3. Keep warm

Having warm showers and baths, sleeping with an electric blanket, wearing compression gloves, or using heating pads on your joints can help to reduce your pain because it relaxes your muscles.

4. Take regular exercise

According to Dr Paul Chrisp, head of publishing and products at NICE: “…there is evidence which shows muscle strengthening and aerobic exercise can have an impact on not just managing the condition, but also providing people with an improved quality of life.” From brisk walking and jogging to yoga, swimming, and strength-training, exercising for 150 minutes at moderate intensity each week can help. Read our article to learn from our Consultant Orthopaedic Surgeon, Mr Alex Chipperfield how exercise is good for wear and tear arthritis.

5. Stay within a healthy weight limit to reduce the amount of pressure on your joints

If you are overweight or obese, your joints are put under extra strain which can make your joints more painful.
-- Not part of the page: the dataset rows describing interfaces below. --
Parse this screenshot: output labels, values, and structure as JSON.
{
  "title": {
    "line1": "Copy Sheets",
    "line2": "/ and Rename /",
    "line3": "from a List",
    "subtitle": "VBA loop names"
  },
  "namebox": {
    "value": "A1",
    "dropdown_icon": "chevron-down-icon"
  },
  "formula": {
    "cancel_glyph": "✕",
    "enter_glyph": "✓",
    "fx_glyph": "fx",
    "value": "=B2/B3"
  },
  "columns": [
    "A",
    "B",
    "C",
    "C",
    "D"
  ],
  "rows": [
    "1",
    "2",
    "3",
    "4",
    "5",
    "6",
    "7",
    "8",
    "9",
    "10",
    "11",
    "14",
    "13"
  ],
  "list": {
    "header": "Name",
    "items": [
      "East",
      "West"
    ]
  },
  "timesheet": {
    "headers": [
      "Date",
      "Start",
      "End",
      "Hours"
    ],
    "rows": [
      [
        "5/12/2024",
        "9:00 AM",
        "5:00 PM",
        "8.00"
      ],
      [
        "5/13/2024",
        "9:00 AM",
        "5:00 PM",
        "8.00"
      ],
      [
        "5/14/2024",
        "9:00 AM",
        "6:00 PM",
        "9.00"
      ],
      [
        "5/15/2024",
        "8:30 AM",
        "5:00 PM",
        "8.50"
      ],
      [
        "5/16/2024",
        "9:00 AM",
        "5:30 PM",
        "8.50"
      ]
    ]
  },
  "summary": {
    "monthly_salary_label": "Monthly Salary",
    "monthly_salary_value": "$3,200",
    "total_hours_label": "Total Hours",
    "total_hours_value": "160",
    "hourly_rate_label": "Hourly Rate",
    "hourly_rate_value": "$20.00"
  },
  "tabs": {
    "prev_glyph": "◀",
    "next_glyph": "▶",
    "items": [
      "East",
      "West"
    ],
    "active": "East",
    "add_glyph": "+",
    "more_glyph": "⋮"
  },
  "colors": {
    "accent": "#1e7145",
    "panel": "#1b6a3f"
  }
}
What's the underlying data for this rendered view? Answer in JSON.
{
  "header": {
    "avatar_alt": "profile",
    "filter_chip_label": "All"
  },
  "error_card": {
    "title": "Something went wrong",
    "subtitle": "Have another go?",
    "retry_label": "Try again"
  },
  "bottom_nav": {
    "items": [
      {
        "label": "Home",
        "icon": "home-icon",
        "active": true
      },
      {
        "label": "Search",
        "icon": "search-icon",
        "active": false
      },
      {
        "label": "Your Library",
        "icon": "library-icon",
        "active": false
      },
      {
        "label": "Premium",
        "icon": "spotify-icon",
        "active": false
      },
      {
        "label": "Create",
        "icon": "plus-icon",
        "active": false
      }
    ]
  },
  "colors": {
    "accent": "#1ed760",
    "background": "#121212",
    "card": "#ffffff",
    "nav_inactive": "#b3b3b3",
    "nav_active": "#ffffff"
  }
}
Even if you lose 10% of your weight, your symptoms of arthritis can be significantly improved.

How is arthritis treated?
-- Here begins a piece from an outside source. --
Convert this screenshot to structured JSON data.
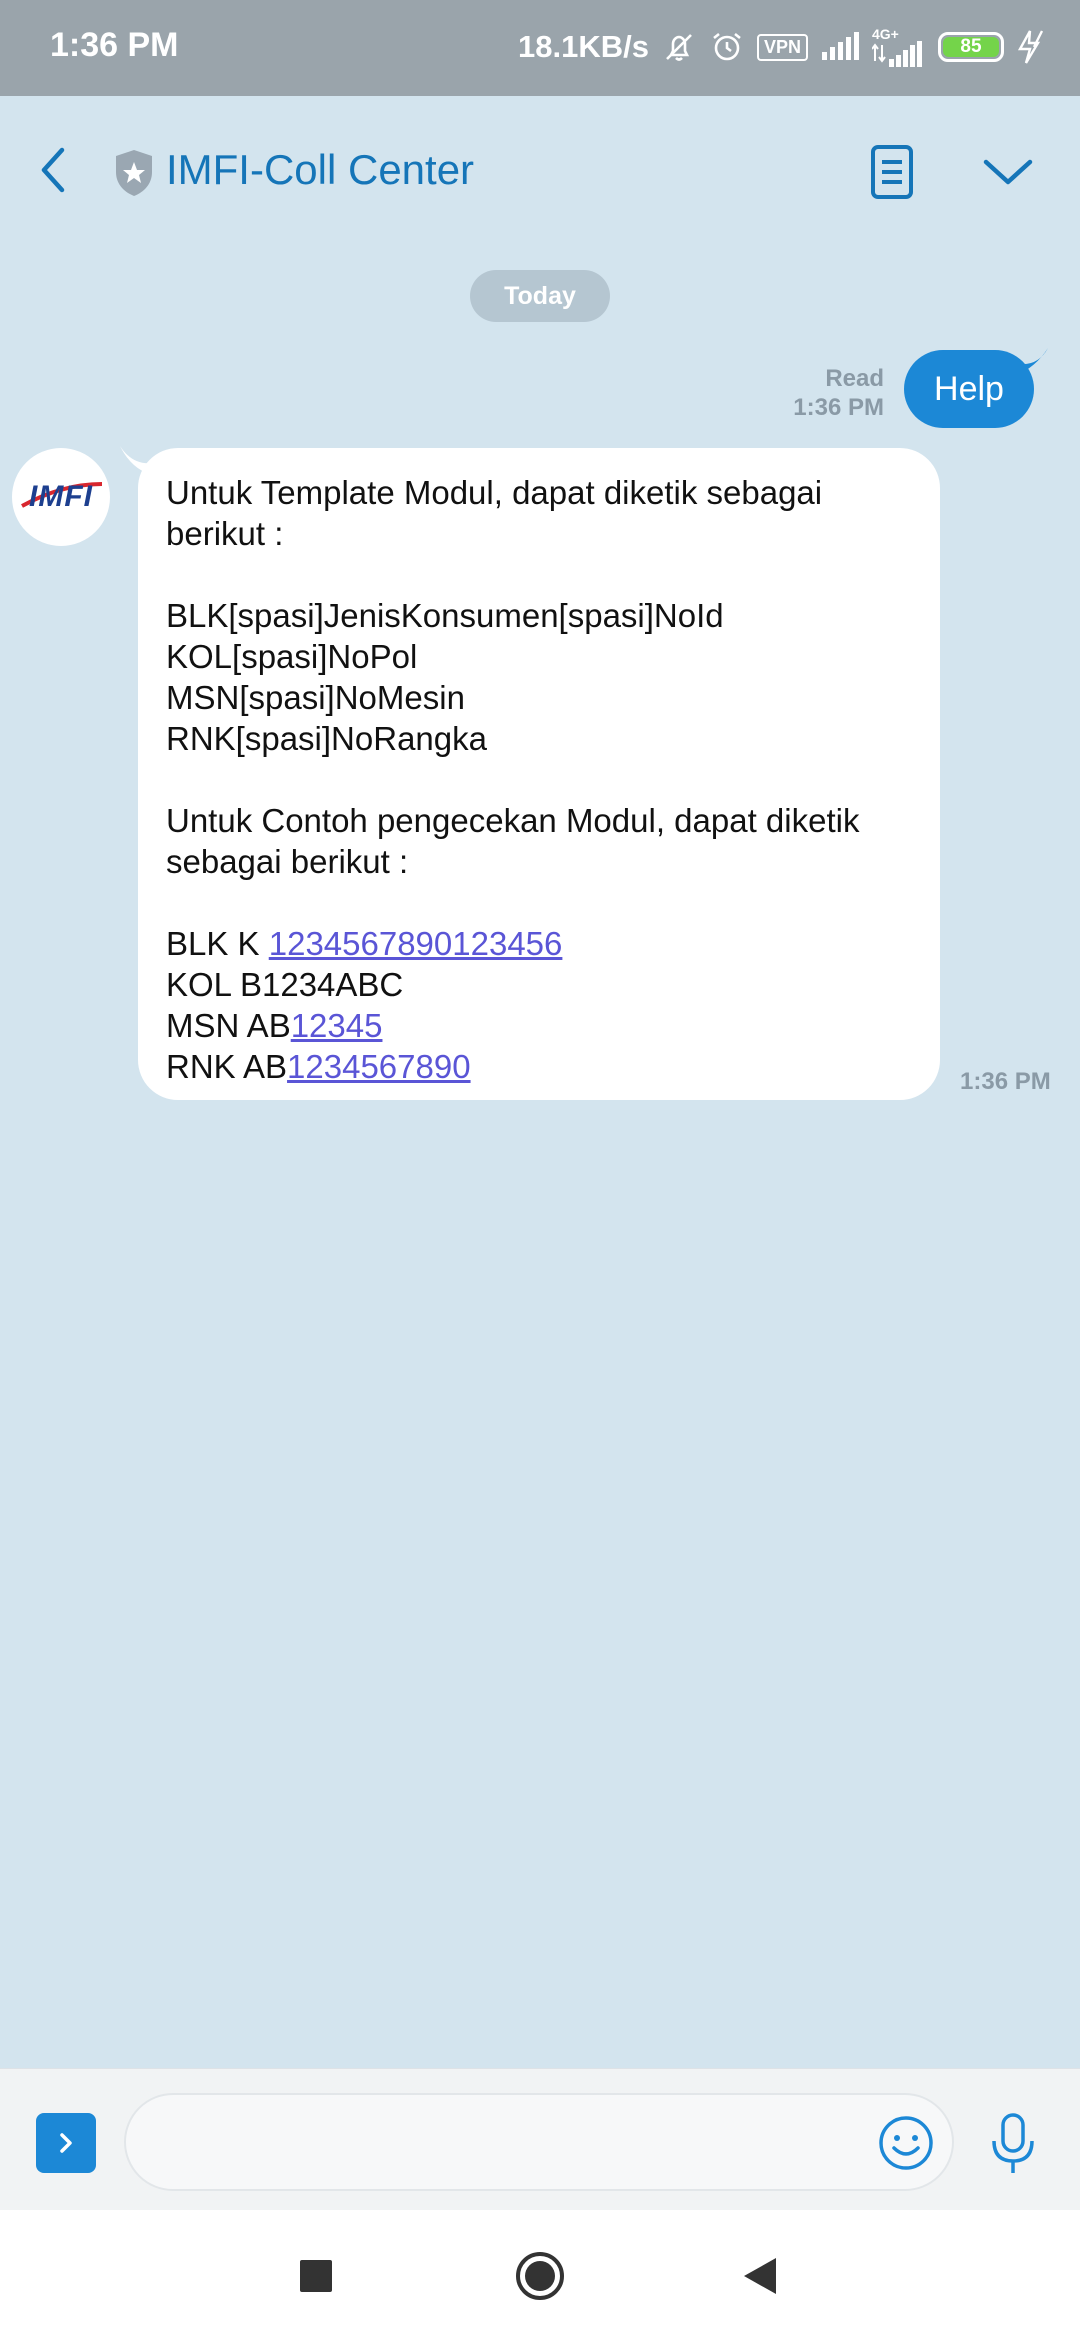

One of your best friends in these circumstances will be a Physiotherapist, whose knowledge and experience leads them to identify the problem and the best course of action.

Your Physiotherapist may use a range of treatments to help manage your symptoms. These may include individually-tailored shockwave therapy, taping techniques and soft tissue mobilisations. They will also be able to guide you through lifestyle changes and management techniques so that you are able to deal with your symptoms going forward.
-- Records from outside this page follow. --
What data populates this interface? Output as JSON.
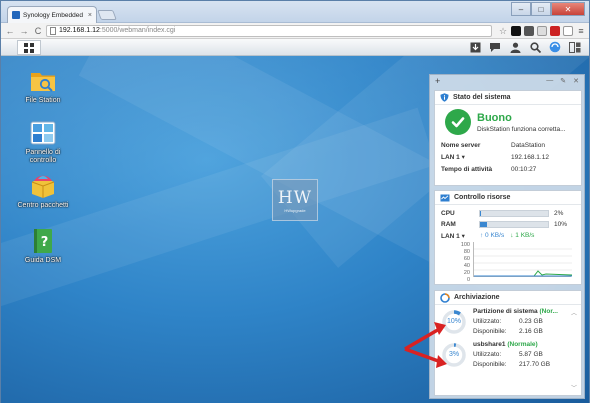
{
  "browser": {
    "tab_title": "Synology Embedded Data",
    "tab_close": "×",
    "url_host": "192.168.1.12",
    "url_path": ":5000/webman/index.cgi",
    "back": "←",
    "forward": "→",
    "reload": "C",
    "controls": {
      "minimize": "–",
      "maximize": "□",
      "close": "✕"
    },
    "menu_icon": "≡",
    "star_icon": "☆"
  },
  "desktop": {
    "watermark_logo": "HW",
    "watermark_sub": "HWupgrade",
    "shortcuts": [
      {
        "label": "File Station",
        "icon": "folder-icon"
      },
      {
        "label": "Pannello di controllo",
        "icon": "control-panel-icon"
      },
      {
        "label": "Centro pacchetti",
        "icon": "package-center-icon"
      },
      {
        "label": "Guida DSM",
        "icon": "help-icon"
      }
    ]
  },
  "widgets": {
    "add_label": "+",
    "system_health": {
      "title": "Stato del sistema",
      "status": "Buono",
      "description": "DiskStation funziona corretta...",
      "rows": [
        {
          "key": "Nome server",
          "value": "DataStation"
        },
        {
          "key": "LAN 1 ▾",
          "value": "192.168.1.12"
        },
        {
          "key": "Tempo di attività",
          "value": "00:10:27"
        }
      ]
    },
    "resource_monitor": {
      "title": "Controllo risorse",
      "cpu_label": "CPU",
      "cpu_percent": 2,
      "cpu_text": "2%",
      "ram_label": "RAM",
      "ram_percent": 10,
      "ram_text": "10%",
      "lan_label": "LAN 1 ▾",
      "upload": "↑ 0 KB/s",
      "download": "↓ 1 KB/s",
      "y_ticks": [
        "100",
        "80",
        "60",
        "40",
        "20",
        "0"
      ],
      "colors": {
        "upload": "#3a87d0",
        "download": "#2ea84a"
      }
    },
    "storage": {
      "title": "Archiviazione",
      "volumes": [
        {
          "name": "Partizione di sistema",
          "state": "(Nor...",
          "percent": 10,
          "percent_text": "10%",
          "used_label": "Utilizzato:",
          "used": "0.23 GB",
          "free_label": "Disponibile:",
          "free": "2.16 GB"
        },
        {
          "name": "usbshare1",
          "state": "(Normale)",
          "percent": 3,
          "percent_text": "3%",
          "used_label": "Utilizzato:",
          "used": "5.87 GB",
          "free_label": "Disponibile:",
          "free": "217.70 GB"
        }
      ]
    }
  }
}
If you are planning on returning to a specific sport or activity then your physiotherapist will be vital in guiding you through the best exercises for you, the frequency and intensity of the exercises and participating in a phased and safe way to avoid reinjury or unnecessary aggravation.

Can I avoid developing arthritis?

The best chance of staying problem-free hinges on looking after yourself. It's not possible to precisely predict when an injury may occur or who will develop pain as they get older but you can help to maintain your strength and joint mobility, reducing the likelihood of injury.

  • Live a healthy lifestyle with a balanced diet
  • Take regular exercise
  • Complete a warmup and cool down before doing any exercise
  • Stay within a healthy weight limit to reduce the amount of pressure on your joints

Help and support to prevent and treat osteoarthritis

Our sports injury care hub and work-related injury hub offer advice on preventing a range of common conditions caused by physical activity.

If you’ve been struggling with pain as a result of osteoarthritis, why not get fast access to a face-to-face private GP appointment via our online booking system or find out more about our private Physiotherapy treatments or tests and scans by completing our online enquiry form, contacting us via Livechat or by calling 01580 363158.

Published on 29 August 2023